A little while ago—I think I was six—I burnt my finger on the woodstove for the first time.
I had a moment to observe myself before I remembered to cry. Didn’t learn much. Later,
A girl fell before me on the playground, and I saw a tearless truth reflected in her eyes
Before the habit caught up, with its matronly strident reminder to suffer.
One night, I fell into bed from the bottommost edge of the sky. There was a second there
Where I cut through the dream like it was the red wax encasing a block of cheese,
And I was nowhere. I was Dead, even—it was like sour cream with a hard taper piercing
Through the palette protecting my brain. Or maybe it was the rusty taste of blood; I must remember
Not to mix my metaphors, but it’s too much fun and easy, too.
I’m beginning to think that Art is just a term for the study of how to die well,
And how to live well; if I’m lucky, perhaps
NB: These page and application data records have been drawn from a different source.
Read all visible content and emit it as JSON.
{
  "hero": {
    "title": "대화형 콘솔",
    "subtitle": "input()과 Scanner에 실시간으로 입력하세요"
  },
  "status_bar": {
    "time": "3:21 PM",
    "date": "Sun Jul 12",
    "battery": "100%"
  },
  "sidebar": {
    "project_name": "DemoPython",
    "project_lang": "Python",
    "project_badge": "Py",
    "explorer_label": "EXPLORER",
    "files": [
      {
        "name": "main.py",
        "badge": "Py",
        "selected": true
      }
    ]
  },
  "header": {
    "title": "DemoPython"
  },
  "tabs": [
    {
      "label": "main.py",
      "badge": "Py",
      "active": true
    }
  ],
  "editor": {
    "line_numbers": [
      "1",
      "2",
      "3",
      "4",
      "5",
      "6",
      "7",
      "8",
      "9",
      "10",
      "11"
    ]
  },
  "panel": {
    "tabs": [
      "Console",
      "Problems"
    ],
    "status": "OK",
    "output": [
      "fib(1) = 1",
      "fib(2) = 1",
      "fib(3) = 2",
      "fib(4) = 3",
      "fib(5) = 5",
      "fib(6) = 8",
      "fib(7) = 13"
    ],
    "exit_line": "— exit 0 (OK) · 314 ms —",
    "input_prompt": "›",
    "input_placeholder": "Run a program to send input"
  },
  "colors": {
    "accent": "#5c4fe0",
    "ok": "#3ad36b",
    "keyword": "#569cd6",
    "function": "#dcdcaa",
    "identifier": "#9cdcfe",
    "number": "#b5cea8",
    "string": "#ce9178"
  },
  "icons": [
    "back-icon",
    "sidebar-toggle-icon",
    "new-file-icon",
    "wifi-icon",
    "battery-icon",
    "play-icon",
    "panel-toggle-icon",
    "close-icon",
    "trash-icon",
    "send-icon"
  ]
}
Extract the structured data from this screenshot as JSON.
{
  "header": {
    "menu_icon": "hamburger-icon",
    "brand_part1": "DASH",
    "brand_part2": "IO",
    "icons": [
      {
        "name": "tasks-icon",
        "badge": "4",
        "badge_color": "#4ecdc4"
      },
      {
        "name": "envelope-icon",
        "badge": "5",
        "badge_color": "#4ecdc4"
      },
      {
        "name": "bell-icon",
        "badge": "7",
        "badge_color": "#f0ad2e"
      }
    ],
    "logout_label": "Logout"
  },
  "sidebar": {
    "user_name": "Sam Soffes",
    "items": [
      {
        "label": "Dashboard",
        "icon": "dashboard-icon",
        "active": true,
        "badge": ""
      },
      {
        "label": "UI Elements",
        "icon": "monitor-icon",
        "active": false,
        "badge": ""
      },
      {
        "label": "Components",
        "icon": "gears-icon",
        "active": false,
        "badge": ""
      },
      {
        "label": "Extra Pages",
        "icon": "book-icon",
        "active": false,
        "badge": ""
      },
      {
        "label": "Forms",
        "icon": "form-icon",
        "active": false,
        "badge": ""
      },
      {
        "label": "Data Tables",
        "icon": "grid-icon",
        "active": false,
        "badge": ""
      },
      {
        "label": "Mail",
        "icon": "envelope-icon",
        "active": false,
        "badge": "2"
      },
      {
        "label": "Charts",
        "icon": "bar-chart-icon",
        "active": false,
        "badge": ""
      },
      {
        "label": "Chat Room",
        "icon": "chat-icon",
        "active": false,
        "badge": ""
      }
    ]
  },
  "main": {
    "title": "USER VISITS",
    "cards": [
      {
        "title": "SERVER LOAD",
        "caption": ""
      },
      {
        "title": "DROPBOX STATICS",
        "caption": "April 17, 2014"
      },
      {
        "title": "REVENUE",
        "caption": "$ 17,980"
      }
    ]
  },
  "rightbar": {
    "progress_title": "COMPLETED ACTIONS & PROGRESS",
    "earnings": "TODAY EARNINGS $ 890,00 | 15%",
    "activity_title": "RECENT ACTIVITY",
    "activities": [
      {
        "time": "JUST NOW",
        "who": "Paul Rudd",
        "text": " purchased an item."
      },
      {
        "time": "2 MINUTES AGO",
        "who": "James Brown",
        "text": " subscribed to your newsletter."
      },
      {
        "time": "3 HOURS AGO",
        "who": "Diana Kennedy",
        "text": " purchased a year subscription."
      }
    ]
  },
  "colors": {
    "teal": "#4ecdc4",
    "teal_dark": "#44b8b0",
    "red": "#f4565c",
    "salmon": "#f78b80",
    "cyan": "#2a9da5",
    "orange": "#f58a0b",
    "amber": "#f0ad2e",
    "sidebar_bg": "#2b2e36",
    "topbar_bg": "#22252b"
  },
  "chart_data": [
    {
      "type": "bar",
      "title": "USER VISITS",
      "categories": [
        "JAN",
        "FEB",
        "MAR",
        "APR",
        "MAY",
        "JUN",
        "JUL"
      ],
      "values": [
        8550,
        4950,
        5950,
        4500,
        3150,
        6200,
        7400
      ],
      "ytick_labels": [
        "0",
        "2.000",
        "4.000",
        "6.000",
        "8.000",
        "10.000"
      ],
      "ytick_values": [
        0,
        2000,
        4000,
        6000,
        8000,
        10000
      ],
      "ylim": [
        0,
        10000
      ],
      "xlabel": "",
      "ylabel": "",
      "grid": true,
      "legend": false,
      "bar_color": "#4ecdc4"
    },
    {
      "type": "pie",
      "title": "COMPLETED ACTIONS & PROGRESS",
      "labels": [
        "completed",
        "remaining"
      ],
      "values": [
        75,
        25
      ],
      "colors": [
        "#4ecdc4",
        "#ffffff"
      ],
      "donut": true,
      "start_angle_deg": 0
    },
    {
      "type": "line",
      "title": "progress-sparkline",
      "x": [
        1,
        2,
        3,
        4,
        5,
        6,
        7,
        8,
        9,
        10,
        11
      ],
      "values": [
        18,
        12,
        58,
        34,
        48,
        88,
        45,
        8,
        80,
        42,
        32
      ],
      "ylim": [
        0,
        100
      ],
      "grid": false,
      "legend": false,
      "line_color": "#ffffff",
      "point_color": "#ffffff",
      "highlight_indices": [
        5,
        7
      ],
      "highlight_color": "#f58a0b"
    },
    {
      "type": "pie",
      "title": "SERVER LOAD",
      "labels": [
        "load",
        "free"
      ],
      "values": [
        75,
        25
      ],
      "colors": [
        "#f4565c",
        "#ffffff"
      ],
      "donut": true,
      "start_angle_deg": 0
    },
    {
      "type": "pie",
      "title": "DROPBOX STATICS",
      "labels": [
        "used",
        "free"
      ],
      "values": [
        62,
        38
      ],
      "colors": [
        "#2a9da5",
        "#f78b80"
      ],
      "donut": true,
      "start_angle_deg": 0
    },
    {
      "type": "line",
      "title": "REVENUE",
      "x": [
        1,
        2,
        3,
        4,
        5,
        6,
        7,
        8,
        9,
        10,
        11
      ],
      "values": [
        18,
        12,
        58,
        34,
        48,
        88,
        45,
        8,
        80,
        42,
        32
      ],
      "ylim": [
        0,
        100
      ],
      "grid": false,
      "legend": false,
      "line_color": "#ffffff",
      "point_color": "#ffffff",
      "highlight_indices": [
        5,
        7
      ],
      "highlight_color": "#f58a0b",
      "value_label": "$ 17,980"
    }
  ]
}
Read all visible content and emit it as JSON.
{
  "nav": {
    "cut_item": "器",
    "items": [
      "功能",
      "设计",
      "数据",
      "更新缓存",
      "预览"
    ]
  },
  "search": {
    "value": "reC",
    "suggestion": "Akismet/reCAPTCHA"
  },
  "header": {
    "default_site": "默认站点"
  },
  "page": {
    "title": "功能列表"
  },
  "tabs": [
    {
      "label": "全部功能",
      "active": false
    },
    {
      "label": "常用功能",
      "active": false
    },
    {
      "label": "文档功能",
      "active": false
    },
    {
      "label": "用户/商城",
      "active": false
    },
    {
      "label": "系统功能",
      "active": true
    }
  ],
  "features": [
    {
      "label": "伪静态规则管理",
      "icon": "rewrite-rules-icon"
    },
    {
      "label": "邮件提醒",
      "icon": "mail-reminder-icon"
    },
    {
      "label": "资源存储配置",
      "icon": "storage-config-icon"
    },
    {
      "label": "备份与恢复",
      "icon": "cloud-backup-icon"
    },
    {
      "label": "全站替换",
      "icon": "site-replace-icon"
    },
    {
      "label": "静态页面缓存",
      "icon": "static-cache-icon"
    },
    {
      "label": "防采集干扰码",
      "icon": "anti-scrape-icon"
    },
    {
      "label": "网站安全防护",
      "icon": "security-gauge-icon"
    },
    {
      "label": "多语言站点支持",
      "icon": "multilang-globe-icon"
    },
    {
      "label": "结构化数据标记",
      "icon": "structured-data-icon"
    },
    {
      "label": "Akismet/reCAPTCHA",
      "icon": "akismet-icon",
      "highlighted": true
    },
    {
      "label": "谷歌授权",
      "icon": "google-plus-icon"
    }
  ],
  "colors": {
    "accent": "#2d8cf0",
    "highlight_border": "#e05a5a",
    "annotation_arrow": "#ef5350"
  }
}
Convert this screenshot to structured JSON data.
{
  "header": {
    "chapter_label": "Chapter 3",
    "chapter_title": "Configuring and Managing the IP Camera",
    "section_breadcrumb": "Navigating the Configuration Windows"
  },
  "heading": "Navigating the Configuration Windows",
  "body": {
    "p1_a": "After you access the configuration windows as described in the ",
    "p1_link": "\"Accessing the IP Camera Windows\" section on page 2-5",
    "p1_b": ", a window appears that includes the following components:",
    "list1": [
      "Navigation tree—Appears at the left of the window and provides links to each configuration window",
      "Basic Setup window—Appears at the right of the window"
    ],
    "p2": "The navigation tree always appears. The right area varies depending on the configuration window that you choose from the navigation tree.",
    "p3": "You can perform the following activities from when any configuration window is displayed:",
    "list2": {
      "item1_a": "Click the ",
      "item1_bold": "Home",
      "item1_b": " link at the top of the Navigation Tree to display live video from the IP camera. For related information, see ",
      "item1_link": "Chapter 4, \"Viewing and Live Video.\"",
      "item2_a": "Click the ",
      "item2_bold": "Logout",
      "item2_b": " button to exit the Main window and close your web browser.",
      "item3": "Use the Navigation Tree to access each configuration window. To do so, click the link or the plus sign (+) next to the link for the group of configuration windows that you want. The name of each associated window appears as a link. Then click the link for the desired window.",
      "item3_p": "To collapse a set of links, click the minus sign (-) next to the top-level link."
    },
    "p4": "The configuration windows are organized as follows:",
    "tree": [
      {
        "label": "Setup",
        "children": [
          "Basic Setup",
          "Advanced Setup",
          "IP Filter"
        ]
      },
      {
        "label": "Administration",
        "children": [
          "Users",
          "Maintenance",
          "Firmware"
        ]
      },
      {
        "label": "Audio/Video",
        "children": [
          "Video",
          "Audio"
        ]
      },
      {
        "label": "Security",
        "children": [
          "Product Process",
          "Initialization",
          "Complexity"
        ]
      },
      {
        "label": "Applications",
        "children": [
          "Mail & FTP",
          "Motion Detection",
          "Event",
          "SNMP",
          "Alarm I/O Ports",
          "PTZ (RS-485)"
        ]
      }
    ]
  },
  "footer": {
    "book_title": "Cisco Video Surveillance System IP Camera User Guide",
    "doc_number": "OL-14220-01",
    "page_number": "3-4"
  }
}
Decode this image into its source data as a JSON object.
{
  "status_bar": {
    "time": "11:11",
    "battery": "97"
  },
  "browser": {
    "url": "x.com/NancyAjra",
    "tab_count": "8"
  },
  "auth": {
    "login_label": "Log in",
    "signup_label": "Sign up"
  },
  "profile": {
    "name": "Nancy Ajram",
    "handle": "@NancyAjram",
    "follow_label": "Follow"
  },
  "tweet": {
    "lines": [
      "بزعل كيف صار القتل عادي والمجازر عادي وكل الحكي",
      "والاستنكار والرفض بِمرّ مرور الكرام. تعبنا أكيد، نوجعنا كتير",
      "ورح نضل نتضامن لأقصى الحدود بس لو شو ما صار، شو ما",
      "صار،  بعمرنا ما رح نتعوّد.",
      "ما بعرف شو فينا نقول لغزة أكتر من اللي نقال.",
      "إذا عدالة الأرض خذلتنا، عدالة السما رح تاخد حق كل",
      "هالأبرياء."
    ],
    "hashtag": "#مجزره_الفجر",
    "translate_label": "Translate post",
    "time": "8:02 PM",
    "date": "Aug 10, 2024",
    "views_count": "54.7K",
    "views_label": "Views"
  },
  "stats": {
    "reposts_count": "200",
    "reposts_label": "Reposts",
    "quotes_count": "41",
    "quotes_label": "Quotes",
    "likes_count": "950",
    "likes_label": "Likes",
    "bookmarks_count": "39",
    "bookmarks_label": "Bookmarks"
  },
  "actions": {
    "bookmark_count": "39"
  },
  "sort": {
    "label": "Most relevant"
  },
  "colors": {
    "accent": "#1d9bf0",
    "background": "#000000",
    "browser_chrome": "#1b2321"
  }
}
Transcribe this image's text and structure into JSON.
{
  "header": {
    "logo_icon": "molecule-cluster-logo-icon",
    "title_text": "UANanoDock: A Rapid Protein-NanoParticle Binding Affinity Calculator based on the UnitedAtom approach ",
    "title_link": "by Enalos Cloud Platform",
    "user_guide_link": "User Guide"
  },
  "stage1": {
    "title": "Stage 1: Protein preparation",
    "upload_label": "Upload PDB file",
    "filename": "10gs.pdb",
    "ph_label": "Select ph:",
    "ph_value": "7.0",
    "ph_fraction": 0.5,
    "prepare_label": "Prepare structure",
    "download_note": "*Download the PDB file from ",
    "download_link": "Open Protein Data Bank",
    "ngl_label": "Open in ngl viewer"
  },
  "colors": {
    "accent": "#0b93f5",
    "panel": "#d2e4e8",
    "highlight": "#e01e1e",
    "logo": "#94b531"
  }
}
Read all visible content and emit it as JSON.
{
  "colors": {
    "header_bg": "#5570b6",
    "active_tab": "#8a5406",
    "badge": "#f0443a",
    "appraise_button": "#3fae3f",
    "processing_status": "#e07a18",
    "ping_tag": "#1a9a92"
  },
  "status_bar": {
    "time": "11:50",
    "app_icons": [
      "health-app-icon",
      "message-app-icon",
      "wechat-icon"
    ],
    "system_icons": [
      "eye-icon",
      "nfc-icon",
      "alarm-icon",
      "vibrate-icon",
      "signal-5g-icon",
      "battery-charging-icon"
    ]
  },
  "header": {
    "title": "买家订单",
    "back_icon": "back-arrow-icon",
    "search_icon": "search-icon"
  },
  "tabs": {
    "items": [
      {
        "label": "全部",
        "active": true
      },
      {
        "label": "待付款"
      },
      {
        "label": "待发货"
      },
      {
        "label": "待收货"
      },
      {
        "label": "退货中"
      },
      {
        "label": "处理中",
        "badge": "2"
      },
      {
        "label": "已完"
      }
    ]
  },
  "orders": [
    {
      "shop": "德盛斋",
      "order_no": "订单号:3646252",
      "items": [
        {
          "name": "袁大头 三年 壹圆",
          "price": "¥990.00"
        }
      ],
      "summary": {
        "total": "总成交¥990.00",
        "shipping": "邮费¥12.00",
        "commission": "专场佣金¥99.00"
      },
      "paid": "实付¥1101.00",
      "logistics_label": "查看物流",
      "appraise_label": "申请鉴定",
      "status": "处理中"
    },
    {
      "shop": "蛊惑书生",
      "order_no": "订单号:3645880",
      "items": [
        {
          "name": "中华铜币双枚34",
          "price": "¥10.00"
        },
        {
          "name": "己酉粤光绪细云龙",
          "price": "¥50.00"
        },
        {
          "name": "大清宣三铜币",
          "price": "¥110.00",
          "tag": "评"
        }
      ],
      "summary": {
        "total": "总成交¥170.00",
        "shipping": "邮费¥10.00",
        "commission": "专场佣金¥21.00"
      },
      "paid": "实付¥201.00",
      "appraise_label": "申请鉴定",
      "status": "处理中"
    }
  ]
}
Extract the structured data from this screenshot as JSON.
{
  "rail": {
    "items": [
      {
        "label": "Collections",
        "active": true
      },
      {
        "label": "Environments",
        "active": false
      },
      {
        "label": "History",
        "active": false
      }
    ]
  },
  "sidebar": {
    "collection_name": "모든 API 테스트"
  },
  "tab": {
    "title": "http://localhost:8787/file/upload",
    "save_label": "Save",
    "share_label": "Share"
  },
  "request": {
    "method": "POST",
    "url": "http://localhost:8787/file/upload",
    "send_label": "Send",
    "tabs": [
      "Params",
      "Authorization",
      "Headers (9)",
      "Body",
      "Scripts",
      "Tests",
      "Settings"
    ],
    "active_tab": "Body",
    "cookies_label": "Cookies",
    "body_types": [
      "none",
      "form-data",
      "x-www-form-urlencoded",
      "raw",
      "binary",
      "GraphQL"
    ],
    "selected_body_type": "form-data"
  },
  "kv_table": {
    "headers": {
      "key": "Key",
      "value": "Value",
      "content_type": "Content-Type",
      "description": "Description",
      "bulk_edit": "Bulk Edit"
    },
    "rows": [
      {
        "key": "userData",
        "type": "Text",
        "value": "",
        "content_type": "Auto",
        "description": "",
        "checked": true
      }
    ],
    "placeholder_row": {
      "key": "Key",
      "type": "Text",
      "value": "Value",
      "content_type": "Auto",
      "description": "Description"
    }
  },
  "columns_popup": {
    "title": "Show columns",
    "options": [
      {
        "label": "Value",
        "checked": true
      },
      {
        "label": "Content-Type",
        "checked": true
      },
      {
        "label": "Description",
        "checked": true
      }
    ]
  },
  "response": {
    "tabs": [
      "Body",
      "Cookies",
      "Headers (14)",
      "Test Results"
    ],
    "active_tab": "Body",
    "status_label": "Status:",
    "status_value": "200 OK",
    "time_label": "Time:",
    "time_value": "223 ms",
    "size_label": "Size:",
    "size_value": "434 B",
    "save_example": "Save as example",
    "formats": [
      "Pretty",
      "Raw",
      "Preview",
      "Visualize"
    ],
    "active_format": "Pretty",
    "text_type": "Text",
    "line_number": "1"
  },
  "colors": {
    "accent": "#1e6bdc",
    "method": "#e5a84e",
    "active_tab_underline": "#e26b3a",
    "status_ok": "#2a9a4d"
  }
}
I’m beginning to understand that the two are the same. Back and forth. These days,
I wonder where Sadness goes to once it dries up, like the cycle of water. That’s the newest
Plastic castle in the think tank. I’m told that these tears could be dinosaur piss.
Would that make them worth more? To me they’re already priceless,
To you, a penny’s worth. Einstein would have called that relativity,
But I think love is more quantum in nature, as one particle
Affects another in another space; becomes it, even, singling out
Like a tender index pressing its singed print against a mirror. Even if I’m wrong,
The truth remains past the glaze: a young taste lingering on the edge of a knife, there
For him willing to cut his tongue. Time passes, and my callous grows back.
Next fall I’ll wear it off stacking wood,
And wonder again at the freshness of the pain, before I notice the splinter.